• Problem details:
Restate every line below word for word, but drop each picture.
━━━━━━━━━━━━━━━━━━━━━━━━━━━━━━
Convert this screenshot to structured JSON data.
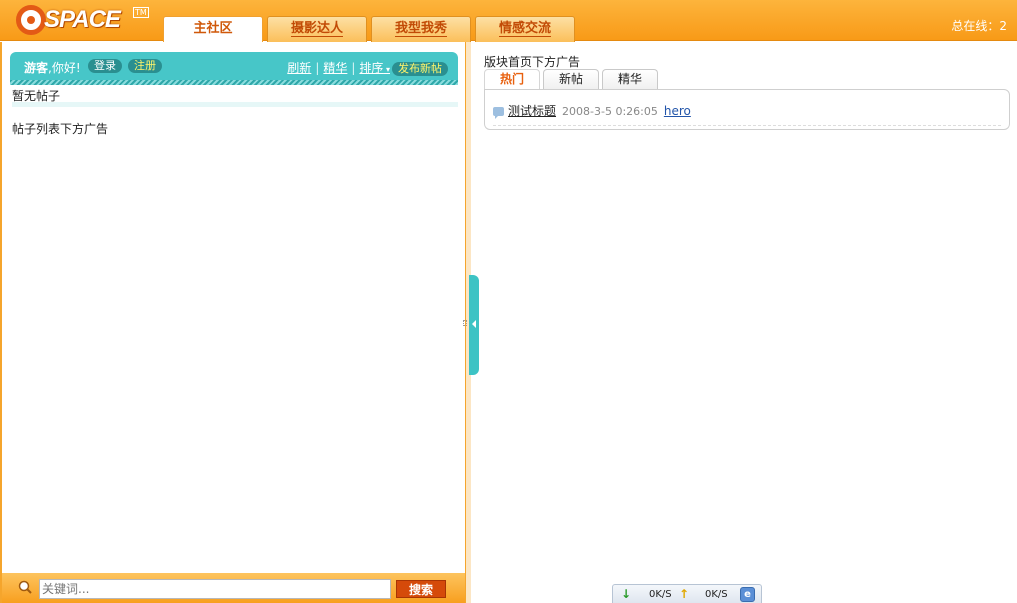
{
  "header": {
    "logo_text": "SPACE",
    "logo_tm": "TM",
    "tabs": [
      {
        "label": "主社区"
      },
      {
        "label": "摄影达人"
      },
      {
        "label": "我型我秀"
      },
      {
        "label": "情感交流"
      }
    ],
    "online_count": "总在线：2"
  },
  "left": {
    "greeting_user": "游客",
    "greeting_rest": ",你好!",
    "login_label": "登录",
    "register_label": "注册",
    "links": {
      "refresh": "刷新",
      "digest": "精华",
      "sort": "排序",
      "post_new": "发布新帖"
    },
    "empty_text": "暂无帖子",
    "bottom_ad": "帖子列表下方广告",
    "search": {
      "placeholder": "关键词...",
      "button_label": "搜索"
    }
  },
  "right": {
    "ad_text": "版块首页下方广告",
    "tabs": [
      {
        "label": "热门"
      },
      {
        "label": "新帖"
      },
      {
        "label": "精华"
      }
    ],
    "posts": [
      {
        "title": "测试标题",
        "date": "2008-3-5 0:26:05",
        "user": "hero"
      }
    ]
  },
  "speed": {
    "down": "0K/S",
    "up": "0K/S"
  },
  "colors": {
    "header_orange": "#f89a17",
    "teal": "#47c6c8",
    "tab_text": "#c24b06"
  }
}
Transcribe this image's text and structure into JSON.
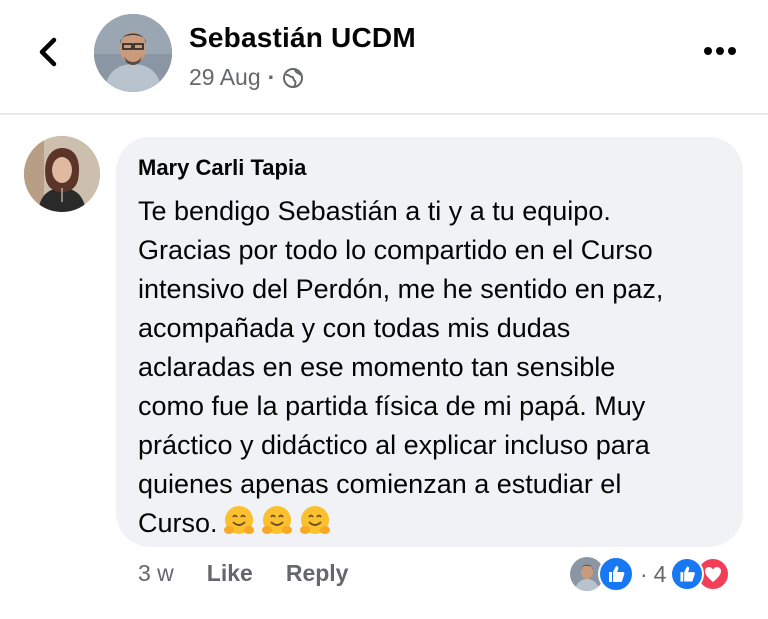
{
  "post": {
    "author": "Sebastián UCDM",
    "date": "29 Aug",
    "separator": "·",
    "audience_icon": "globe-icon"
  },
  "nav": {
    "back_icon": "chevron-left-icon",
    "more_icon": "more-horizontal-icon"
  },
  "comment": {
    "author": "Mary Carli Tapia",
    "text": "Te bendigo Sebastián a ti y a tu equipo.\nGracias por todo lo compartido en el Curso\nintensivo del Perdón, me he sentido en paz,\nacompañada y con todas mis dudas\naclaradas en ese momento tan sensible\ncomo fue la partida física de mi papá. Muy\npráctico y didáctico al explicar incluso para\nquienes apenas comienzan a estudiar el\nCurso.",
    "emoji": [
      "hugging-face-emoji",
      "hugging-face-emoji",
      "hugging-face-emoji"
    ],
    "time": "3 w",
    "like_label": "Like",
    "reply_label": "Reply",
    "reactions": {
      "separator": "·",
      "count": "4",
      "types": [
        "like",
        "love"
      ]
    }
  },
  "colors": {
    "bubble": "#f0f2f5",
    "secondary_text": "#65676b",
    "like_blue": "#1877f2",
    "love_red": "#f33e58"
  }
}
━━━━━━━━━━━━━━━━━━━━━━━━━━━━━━
• Response to the exercise:
Convert this screenshot to structured JSON data.
{
  "header": {
    "logo_text": "SPACE",
    "logo_tm": "TM",
    "tabs": [
      {
        "label": "主社区"
      },
      {
        "label": "摄影达人"
      },
      {
        "label": "我型我秀"
      },
      {
        "label": "情感交流"
      }
    ],
    "online_count": "总在线：2"
  },
  "left": {
    "greeting_user": "游客",
    "greeting_rest": ",你好!",
    "login_label": "登录",
    "register_label": "注册",
    "links": {
      "refresh": "刷新",
      "digest": "精华",
      "sort": "排序",
      "post_new": "发布新帖"
    },
    "empty_text": "暂无帖子",
    "bottom_ad": "帖子列表下方广告",
    "search": {
      "placeholder": "关键词...",
      "button_label": "搜索"
    }
  },
  "right": {
    "ad_text": "版块首页下方广告",
    "tabs": [
      {
        "label": "热门"
      },
      {
        "label": "新帖"
      },
      {
        "label": "精华"
      }
    ],
    "posts": [
      {
        "title": "测试标题",
        "date": "2008-3-5 0:26:05",
        "user": "hero"
      }
    ]
  },
  "speed": {
    "down": "0K/S",
    "up": "0K/S"
  },
  "colors": {
    "header_orange": "#f89a17",
    "teal": "#47c6c8",
    "tab_text": "#c24b06"
  }
}
Transcribe this image's text and structure into JSON.
{
  "post": {
    "author": "Sebastián UCDM",
    "date": "29 Aug",
    "separator": "·",
    "audience_icon": "globe-icon"
  },
  "nav": {
    "back_icon": "chevron-left-icon",
    "more_icon": "more-horizontal-icon"
  },
  "comment": {
    "author": "Mary Carli Tapia",
    "text": "Te bendigo Sebastián a ti y a tu equipo.\nGracias por todo lo compartido en el Curso\nintensivo del Perdón, me he sentido en paz,\nacompañada y con todas mis dudas\naclaradas en ese momento tan sensible\ncomo fue la partida física de mi papá. Muy\npráctico y didáctico al explicar incluso para\nquienes apenas comienzan a estudiar el\nCurso.",
    "emoji": [
      "hugging-face-emoji",
      "hugging-face-emoji",
      "hugging-face-emoji"
    ],
    "time": "3 w",
    "like_label": "Like",
    "reply_label": "Reply",
    "reactions": {
      "separator": "·",
      "count": "4",
      "types": [
        "like",
        "love"
      ]
    }
  },
  "colors": {
    "bubble": "#f0f2f5",
    "secondary_text": "#65676b",
    "like_blue": "#1877f2",
    "love_red": "#f33e58"
  }
}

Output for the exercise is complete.